Myasthenia Gravis (MG) is an antibody-mediated autoimmune disorder affecting the postsynaptic membrane of the neuromuscular junction (NMJ). MG is characterized by an impaired signal transmission between the motor neuron and the skeletal muscle cell, caused by auto-antibodies directed against NMJ proteins. The auto-antibodies target the nicotinic acetylcholine receptor (nAChR) in about 90% of MG patients. In approximately 5% of MG patients, the muscle specific kinase (MuSK) is the auto-antigen. In the remaining 5% of MG patients, however, antibodies against the nAChR or MuSK are not detectable (idiopathic MG, iMG). Although only the anti-nAChR and anti-MuSK auto-antibodies have been demonstrated to be pathogenic, several other antibodies recognizing self-antigens can also be found in MG patients. Various auto-antibodies associated with thymic abnormalities have been reported, as well as many non-MG-specific auto-antibodies. However, their contribution to the cause, pathology and severity of the disease is still poorly understood.
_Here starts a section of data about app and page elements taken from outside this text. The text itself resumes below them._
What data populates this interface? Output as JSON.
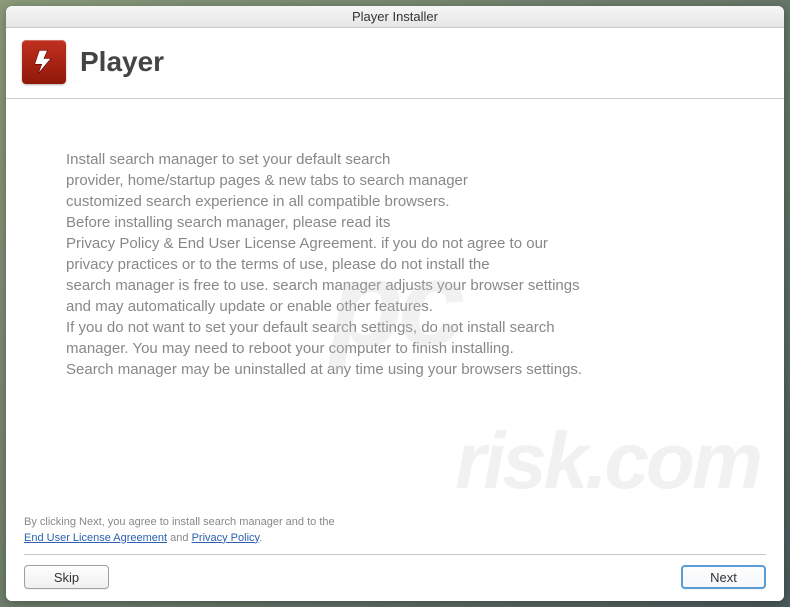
{
  "window": {
    "title": "Player Installer"
  },
  "header": {
    "title": "Player",
    "icon": "flash-icon"
  },
  "body": {
    "text": "Install search manager to set your default search\nprovider, home/startup pages & new tabs to search manager\ncustomized search experience in all compatible browsers.\nBefore installing search manager, please read its\nPrivacy Policy & End User License Agreement. if you do not agree to our\nprivacy practices or to the terms of use, please do not install the\nsearch manager is free to use. search manager adjusts your browser settings\nand may automatically update or enable other features.\nIf you do not want to set your default search settings, do not install search\nmanager. You may need to reboot your computer to finish installing.\nSearch manager may be uninstalled at any time using your browsers settings."
  },
  "footer": {
    "agreement_prefix": "By clicking Next, you agree to install search manager and to the",
    "eula_link": "End User License Agreement",
    "and": " and ",
    "privacy_link": "Privacy Policy",
    "period": "."
  },
  "buttons": {
    "skip": "Skip",
    "next": "Next"
  },
  "watermark": {
    "main": "pc",
    "sub": "risk.com"
  }
}
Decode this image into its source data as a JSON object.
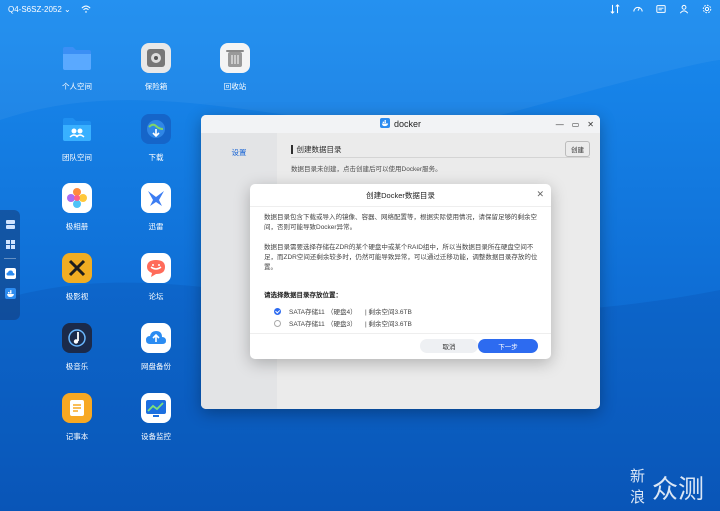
{
  "topbar": {
    "device_name": "Q4-S6SZ-2052",
    "colors": {
      "text": "#ffffff"
    }
  },
  "desktop": {
    "icons": [
      {
        "label": "个人空间",
        "icon": "folder-icon",
        "color": "#4aa3ff"
      },
      {
        "label": "保险箱",
        "icon": "safe-icon",
        "color": "#e0e0e0"
      },
      {
        "label": "回收站",
        "icon": "trash-icon",
        "color": "#f3f3f3"
      },
      {
        "label": "团队空间",
        "icon": "team-folder-icon",
        "color": "#2aa6ff"
      },
      {
        "label": "下载",
        "icon": "download-globe-icon",
        "color": "#1a6fd8"
      },
      {
        "label": "极相册",
        "icon": "photos-icon",
        "color": "#ffffff"
      },
      {
        "label": "迅雷",
        "icon": "thunder-icon",
        "color": "#ffffff"
      },
      {
        "label": "极影视",
        "icon": "video-icon",
        "color": "#f3b023"
      },
      {
        "label": "论坛",
        "icon": "forum-icon",
        "color": "#ffffff"
      },
      {
        "label": "极音乐",
        "icon": "music-icon",
        "color": "#1b2a4a"
      },
      {
        "label": "网盘备份",
        "icon": "cloud-backup-icon",
        "color": "#ffffff"
      },
      {
        "label": "记事本",
        "icon": "notepad-icon",
        "color": "#f7a823"
      },
      {
        "label": "设备监控",
        "icon": "monitor-icon",
        "color": "#ffffff"
      }
    ]
  },
  "window": {
    "title": "docker",
    "sidebar_item": "设置",
    "breadcrumb": "创建数据目录",
    "create_button": "创建",
    "notice": "数据目录未创建，点击创建后可以使用Docker服务。"
  },
  "modal": {
    "title": "创建Docker数据目录",
    "para1": "数据目录包含下载或导入的镜像、容器、网络配置等，根据实际使用情况，请保留足够的剩余空间，否则可能导致Docker异常。",
    "para2": "数据目录需要选择存储在ZDR的某个硬盘中或某个RAID组中，所以当数据目录所在硬盘空间不足，而ZDR空间还剩余较多时，仍然可能导致异常，可以通过迁移功能，调整数据目录存放的位置。",
    "section": "请选择数据目录存放位置：",
    "options": [
      {
        "name": "SATA存储11",
        "disk": "（硬盘4）",
        "space": "| 剩余空间3.6TB",
        "selected": true
      },
      {
        "name": "SATA存储11",
        "disk": "（硬盘3）",
        "space": "| 剩余空间3.6TB",
        "selected": false
      }
    ],
    "cancel": "取消",
    "next": "下一步",
    "colors": {
      "primary": "#2d6bf0"
    }
  }
}
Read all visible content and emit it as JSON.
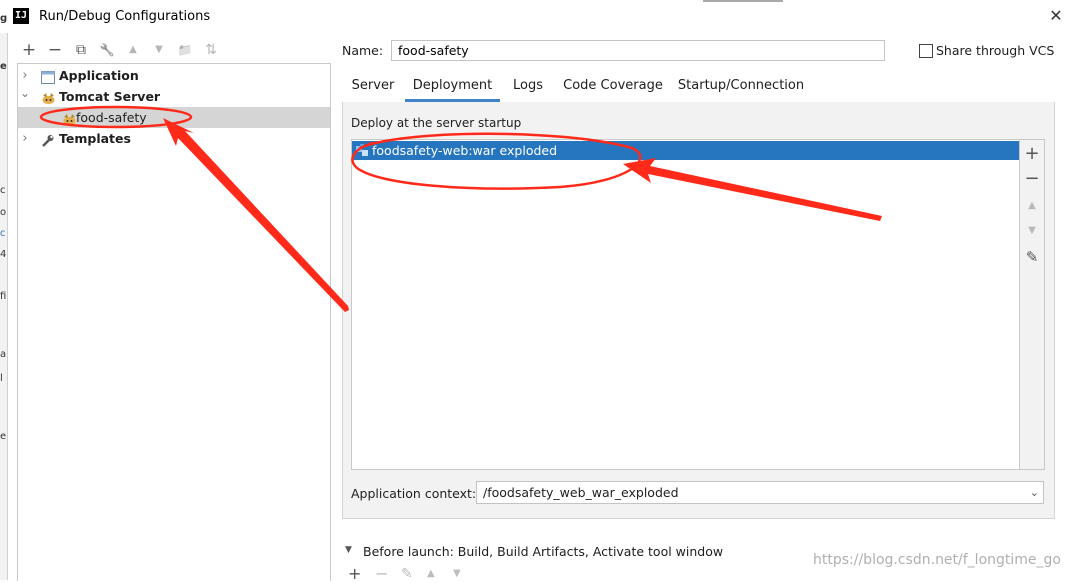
{
  "window": {
    "icon_text": "IJ",
    "title": "Run/Debug Configurations",
    "close_glyph": "✕"
  },
  "background_window_glyphs": [
    "g",
    "e",
    "c",
    "o",
    "c",
    "4",
    "fi",
    "a",
    "l",
    "e"
  ],
  "left_toolbar": [
    {
      "name": "add-icon",
      "glyph": "+",
      "enabled": true
    },
    {
      "name": "remove-icon",
      "glyph": "−",
      "enabled": true
    },
    {
      "name": "copy-icon",
      "glyph": "⧉",
      "enabled": true
    },
    {
      "name": "wrench-icon",
      "glyph": "🔧",
      "enabled": true
    },
    {
      "name": "move-up-icon",
      "glyph": "▲",
      "enabled": false
    },
    {
      "name": "move-down-icon",
      "glyph": "▼",
      "enabled": false
    },
    {
      "name": "folder-icon",
      "glyph": "📁",
      "enabled": true
    },
    {
      "name": "sort-icon",
      "glyph": "⇅",
      "enabled": false
    }
  ],
  "tree": [
    {
      "label": "Application",
      "bold": true,
      "icon": "application-icon",
      "expander": "›",
      "level": 0
    },
    {
      "label": "Tomcat Server",
      "bold": true,
      "icon": "tomcat-icon",
      "expander": "⌄",
      "level": 0
    },
    {
      "label": "food-safety",
      "bold": false,
      "icon": "tomcat-icon",
      "expander": "",
      "level": 1,
      "selected": true
    },
    {
      "label": "Templates",
      "bold": true,
      "icon": "wrench-icon",
      "expander": "›",
      "level": 0
    }
  ],
  "name_field": {
    "label": "Name:",
    "value": "food-safety"
  },
  "share": {
    "label": "Share through VCS",
    "checked": false
  },
  "tabs": [
    {
      "label": "Server",
      "active": false
    },
    {
      "label": "Deployment",
      "active": true
    },
    {
      "label": "Logs",
      "active": false
    },
    {
      "label": "Code Coverage",
      "active": false
    },
    {
      "label": "Startup/Connection",
      "active": false
    }
  ],
  "deployment": {
    "caption": "Deploy at the server startup",
    "artifacts": [
      "foodsafety-web:war exploded"
    ],
    "side_toolbar": [
      {
        "name": "add-icon",
        "glyph": "+",
        "enabled": true
      },
      {
        "name": "remove-icon",
        "glyph": "−",
        "enabled": true
      },
      {
        "name": "move-up-icon",
        "glyph": "▲",
        "enabled": false
      },
      {
        "name": "move-down-icon",
        "glyph": "▼",
        "enabled": false
      },
      {
        "name": "edit-icon",
        "glyph": "✎",
        "enabled": true
      }
    ]
  },
  "application_context": {
    "label": "Application context:",
    "value": "/foodsafety_web_war_exploded",
    "dropdown_glyph": "⌄"
  },
  "before_launch": {
    "arrow": "▼",
    "text": "Before launch: Build, Build Artifacts, Activate tool window",
    "toolbar": [
      {
        "name": "add-icon",
        "glyph": "+",
        "enabled": true
      },
      {
        "name": "remove-icon",
        "glyph": "−",
        "enabled": false
      },
      {
        "name": "edit-icon",
        "glyph": "✎",
        "enabled": false
      },
      {
        "name": "move-up-icon",
        "glyph": "▲",
        "enabled": false
      },
      {
        "name": "move-down-icon",
        "glyph": "▼",
        "enabled": false
      }
    ]
  },
  "watermark": "https://blog.csdn.net/f_longtime_go",
  "colors": {
    "selection": "#2675bf",
    "tree_selection": "#d5d5d5",
    "annotation": "#ff2a1a",
    "active_tab": "#4083c9"
  }
}
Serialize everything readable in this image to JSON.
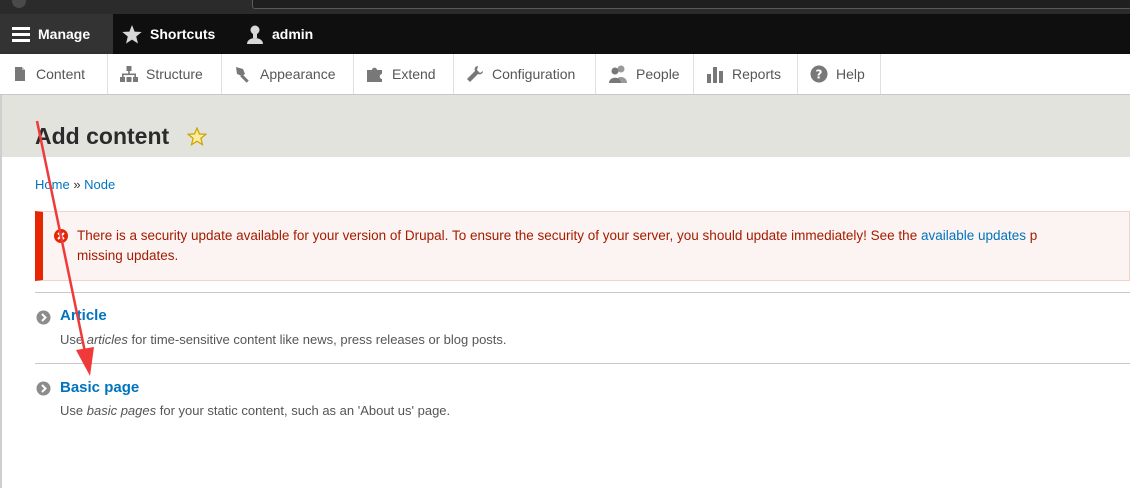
{
  "toolbar": {
    "manage_label": "Manage",
    "shortcuts_label": "Shortcuts",
    "admin_label": "admin"
  },
  "tray": {
    "items": [
      {
        "label": "Content",
        "icon": "content-icon"
      },
      {
        "label": "Structure",
        "icon": "structure-icon"
      },
      {
        "label": "Appearance",
        "icon": "appearance-icon"
      },
      {
        "label": "Extend",
        "icon": "extend-icon"
      },
      {
        "label": "Configuration",
        "icon": "configuration-icon"
      },
      {
        "label": "People",
        "icon": "people-icon"
      },
      {
        "label": "Reports",
        "icon": "reports-icon"
      },
      {
        "label": "Help",
        "icon": "help-icon"
      }
    ]
  },
  "page": {
    "title": "Add content"
  },
  "breadcrumb": {
    "home": "Home",
    "separator": "»",
    "current": "Node"
  },
  "message": {
    "line1_text": "There is a security update available for your version of Drupal. To ensure the security of your server, you should update immediately! See the ",
    "link_text": "available updates",
    "line1_tail": " p",
    "line2_text": "missing updates."
  },
  "content_types": [
    {
      "title": "Article",
      "desc_prefix": "Use ",
      "desc_em": "articles",
      "desc_suffix": " for time-sensitive content like news, press releases or blog posts."
    },
    {
      "title": "Basic page",
      "desc_prefix": "Use ",
      "desc_em": "basic pages",
      "desc_suffix": " for your static content, such as an 'About us' page."
    }
  ],
  "colors": {
    "link": "#0074bd",
    "error_red": "#e62600",
    "toolbar_black": "#0f0f0f",
    "header_bg": "#e3e3dd",
    "annotation_arrow": "#f03a3a"
  }
}
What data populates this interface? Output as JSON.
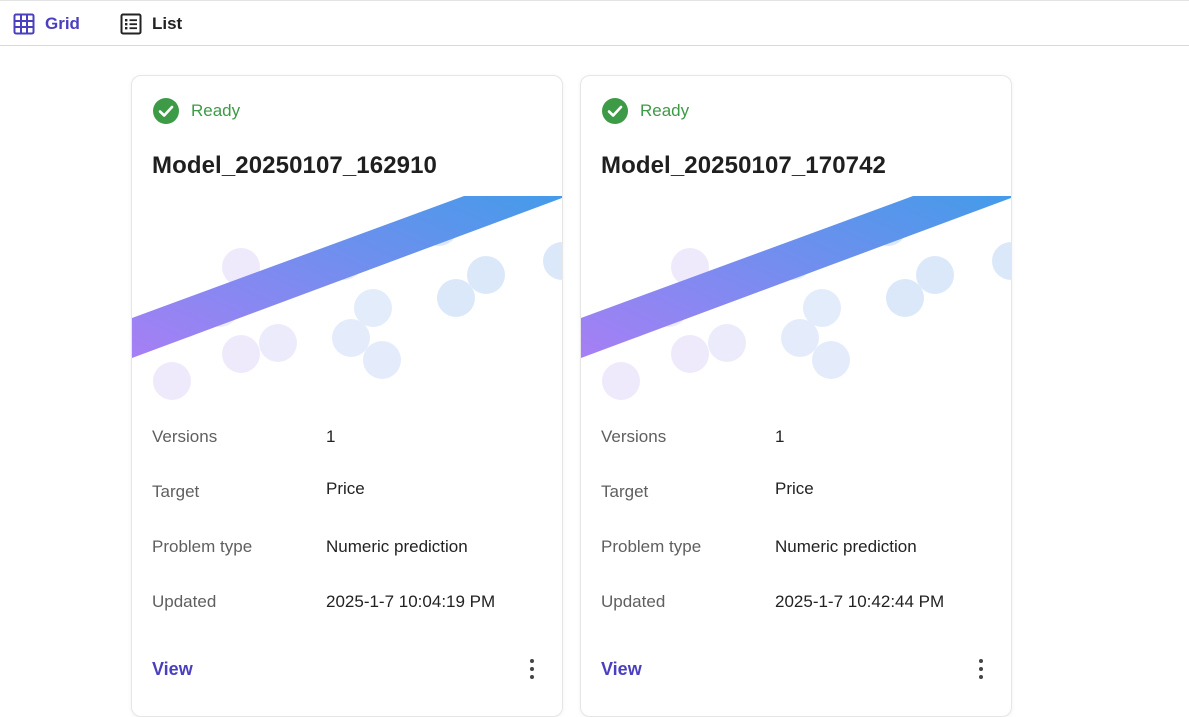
{
  "toolbar": {
    "grid_label": "Grid",
    "list_label": "List",
    "active_color": "#4a3fbf"
  },
  "cards": [
    {
      "status": "Ready",
      "title": "Model_20250107_162910",
      "fields": [
        {
          "label": "Versions",
          "value": "1"
        },
        {
          "label": "Target",
          "value": "Price"
        },
        {
          "label": "Problem type",
          "value": "Numeric prediction"
        },
        {
          "label": "Updated",
          "value": "2025-1-7 10:04:19 PM"
        }
      ],
      "view_label": "View"
    },
    {
      "status": "Ready",
      "title": "Model_20250107_170742",
      "fields": [
        {
          "label": "Versions",
          "value": "1"
        },
        {
          "label": "Target",
          "value": "Price"
        },
        {
          "label": "Problem type",
          "value": "Numeric prediction"
        },
        {
          "label": "Updated",
          "value": "2025-1-7 10:42:44 PM"
        }
      ],
      "view_label": "View"
    }
  ],
  "colors": {
    "status_green": "#3d9a47",
    "link_purple": "#4a3fbf",
    "band_start": "#a77ff5",
    "band_end": "#3a9ee8"
  }
}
Here, we comprehensively review the reported auto-antibodies in MG patients and discuss their role in the pathology of this autoimmune disease.
- Myasthenia gravis